Website and app data records
+--
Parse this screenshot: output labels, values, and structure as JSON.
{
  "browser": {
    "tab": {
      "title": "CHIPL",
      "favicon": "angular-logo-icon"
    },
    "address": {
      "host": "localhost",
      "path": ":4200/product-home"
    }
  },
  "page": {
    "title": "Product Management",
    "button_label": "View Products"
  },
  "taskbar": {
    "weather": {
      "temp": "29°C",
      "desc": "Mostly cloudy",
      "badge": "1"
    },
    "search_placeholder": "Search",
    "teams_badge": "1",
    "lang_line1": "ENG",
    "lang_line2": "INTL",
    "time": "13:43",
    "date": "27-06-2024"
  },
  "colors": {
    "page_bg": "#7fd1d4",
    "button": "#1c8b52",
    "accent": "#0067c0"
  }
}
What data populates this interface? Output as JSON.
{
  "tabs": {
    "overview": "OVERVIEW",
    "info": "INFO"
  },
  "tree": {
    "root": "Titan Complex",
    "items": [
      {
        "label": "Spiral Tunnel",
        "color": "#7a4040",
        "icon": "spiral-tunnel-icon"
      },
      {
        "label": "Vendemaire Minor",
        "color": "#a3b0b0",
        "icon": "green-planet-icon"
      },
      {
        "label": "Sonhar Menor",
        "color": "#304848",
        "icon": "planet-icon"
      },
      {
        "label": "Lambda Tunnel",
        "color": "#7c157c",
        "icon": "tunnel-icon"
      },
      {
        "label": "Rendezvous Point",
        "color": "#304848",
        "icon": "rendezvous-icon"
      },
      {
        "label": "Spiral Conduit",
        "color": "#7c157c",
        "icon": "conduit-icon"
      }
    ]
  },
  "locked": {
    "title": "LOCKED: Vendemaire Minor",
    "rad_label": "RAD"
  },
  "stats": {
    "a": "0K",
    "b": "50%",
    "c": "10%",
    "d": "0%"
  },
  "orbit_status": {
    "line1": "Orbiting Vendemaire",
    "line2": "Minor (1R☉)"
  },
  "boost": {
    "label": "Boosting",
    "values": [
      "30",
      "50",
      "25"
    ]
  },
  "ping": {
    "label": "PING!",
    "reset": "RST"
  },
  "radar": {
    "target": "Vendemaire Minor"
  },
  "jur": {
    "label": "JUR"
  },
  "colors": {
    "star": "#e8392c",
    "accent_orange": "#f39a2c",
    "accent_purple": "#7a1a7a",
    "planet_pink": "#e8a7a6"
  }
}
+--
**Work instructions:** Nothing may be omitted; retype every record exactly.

**Task response:**
Parse this screenshot: output labels, values, and structure as JSON.
{
  "browser": {
    "tab": {
      "title": "CHIPL",
      "favicon": "angular-logo-icon"
    },
    "address": {
      "host": "localhost",
      "path": ":4200/product-home"
    }
  },
  "page": {
    "title": "Product Management",
    "button_label": "View Products"
  },
  "taskbar": {
    "weather": {
      "temp": "29°C",
      "desc": "Mostly cloudy",
      "badge": "1"
    },
    "search_placeholder": "Search",
    "teams_badge": "1",
    "lang_line1": "ENG",
    "lang_line2": "INTL",
    "time": "13:43",
    "date": "27-06-2024"
  },
  "colors": {
    "page_bg": "#7fd1d4",
    "button": "#1c8b52",
    "accent": "#0067c0"
  }
}
What data populates this interface? Output as JSON.
{
  "tabs": {
    "overview": "OVERVIEW",
    "info": "INFO"
  },
  "tree": {
    "root": "Titan Complex",
    "items": [
      {
        "label": "Spiral Tunnel",
        "color": "#7a4040",
        "icon": "spiral-tunnel-icon"
      },
      {
        "label": "Vendemaire Minor",
        "color": "#a3b0b0",
        "icon": "green-planet-icon"
      },
      {
        "label": "Sonhar Menor",
        "color": "#304848",
        "icon": "planet-icon"
      },
      {
        "label": "Lambda Tunnel",
        "color": "#7c157c",
        "icon": "tunnel-icon"
      },
      {
        "label": "Rendezvous Point",
        "color": "#304848",
        "icon": "rendezvous-icon"
      },
      {
        "label": "Spiral Conduit",
        "color": "#7c157c",
        "icon": "conduit-icon"
      }
    ]
  },
  "locked": {
    "title": "LOCKED: Vendemaire Minor",
    "rad_label": "RAD"
  },
  "stats": {
    "a": "0K",
    "b": "50%",
    "c": "10%",
    "d": "0%"
  },
  "orbit_status": {
    "line1": "Orbiting Vendemaire",
    "line2": "Minor (1R☉)"
  },
  "boost": {
    "label": "Boosting",
    "values": [
      "30",
      "50",
      "25"
    ]
  },
  "ping": {
    "label": "PING!",
    "reset": "RST"
  },
  "radar": {
    "target": "Vendemaire Minor"
  },
  "jur": {
    "label": "JUR"
  },
  "colors": {
    "star": "#e8392c",
    "accent_orange": "#f39a2c",
    "accent_purple": "#7a1a7a",
    "planet_pink": "#e8a7a6"
  }
}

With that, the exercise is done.